Beebor said at one point, she was with Heinrichs when Tress came by and took Heinrichs to the fingerprint room.
Tress had been one of the officers called to a Travelodge hotel in Red Deer after staff spotted a gun in a room being used by Heinrichs and her boyfriend, Keifer Collins.
A pair of rifles were later found hidden in a stairwell, and both Heinrichs and Collins were arrested and taken to the detachment in separate vehicles.
Beebor said she saw Tress and Heinrichs facing each other as she passed the fingerprint room, where the door was closed.
She went by a second time after getting some items she had forgotten in another part of the station. Tress and Heinrichs were still inside talking.
Beebor said she made eye contact through a window with Tress, who then closed the blinds.
A video monitor, similar to those in place in interview rooms, has since been added to the fingerprint room.
Guard Barry Riege testified he was on duty from 2:45 to 9 p.m., when Heinrichs was released without charges.
He was interviewed by ASIRT investigators in July 2016 about his recollections of Heinrichs’ time in police custody.
Cellblock logs show she was taken out of her cell twice during that time, including for a lengthy interview with Tress lasting more than 90 minutes. Video of that uneventful interview was shown in court earlier this week.
Heinrichs, who was then a drug addict, mostly appeared to sleep in her cell during the rest of her time in custody.
Riege told investigators in 2016 there was no apparent change in Heinrichs’ demeanor from the time he first saw her and until she left.

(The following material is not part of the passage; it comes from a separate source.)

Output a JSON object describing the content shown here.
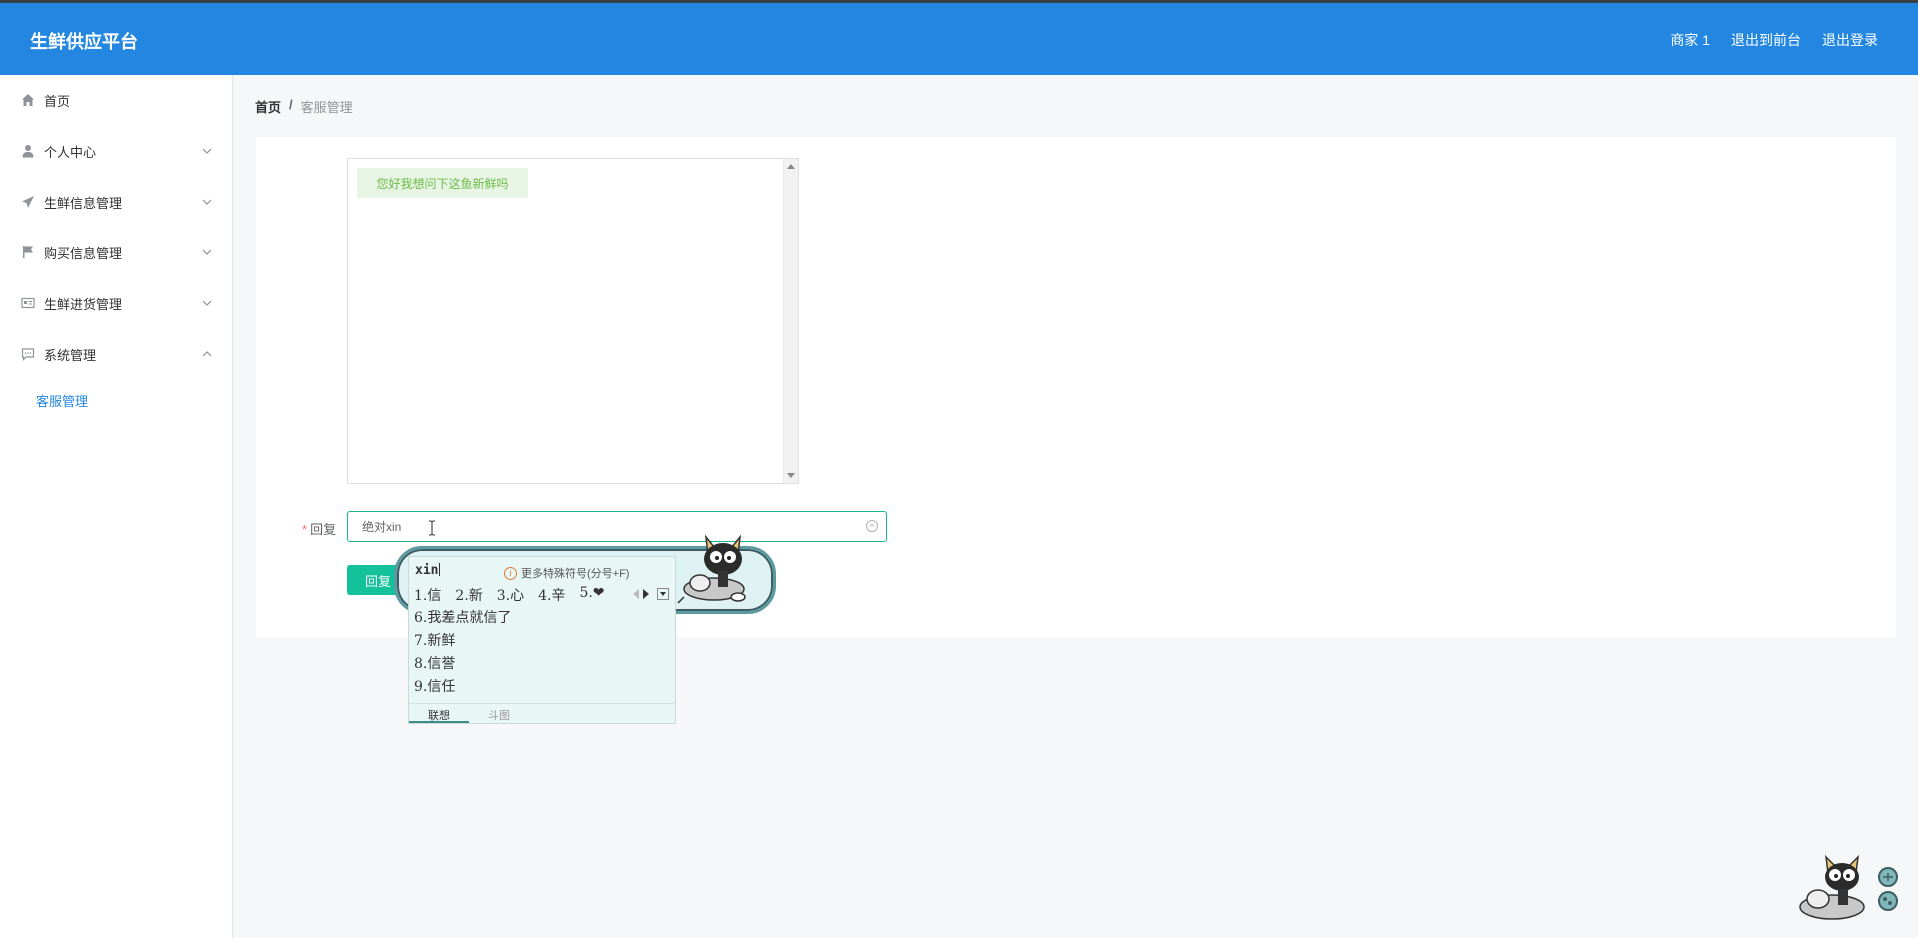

“She just seemed very quiet and calm.”
Riege also testified that in his experience, it was rare for the fingerprint room door to be closed.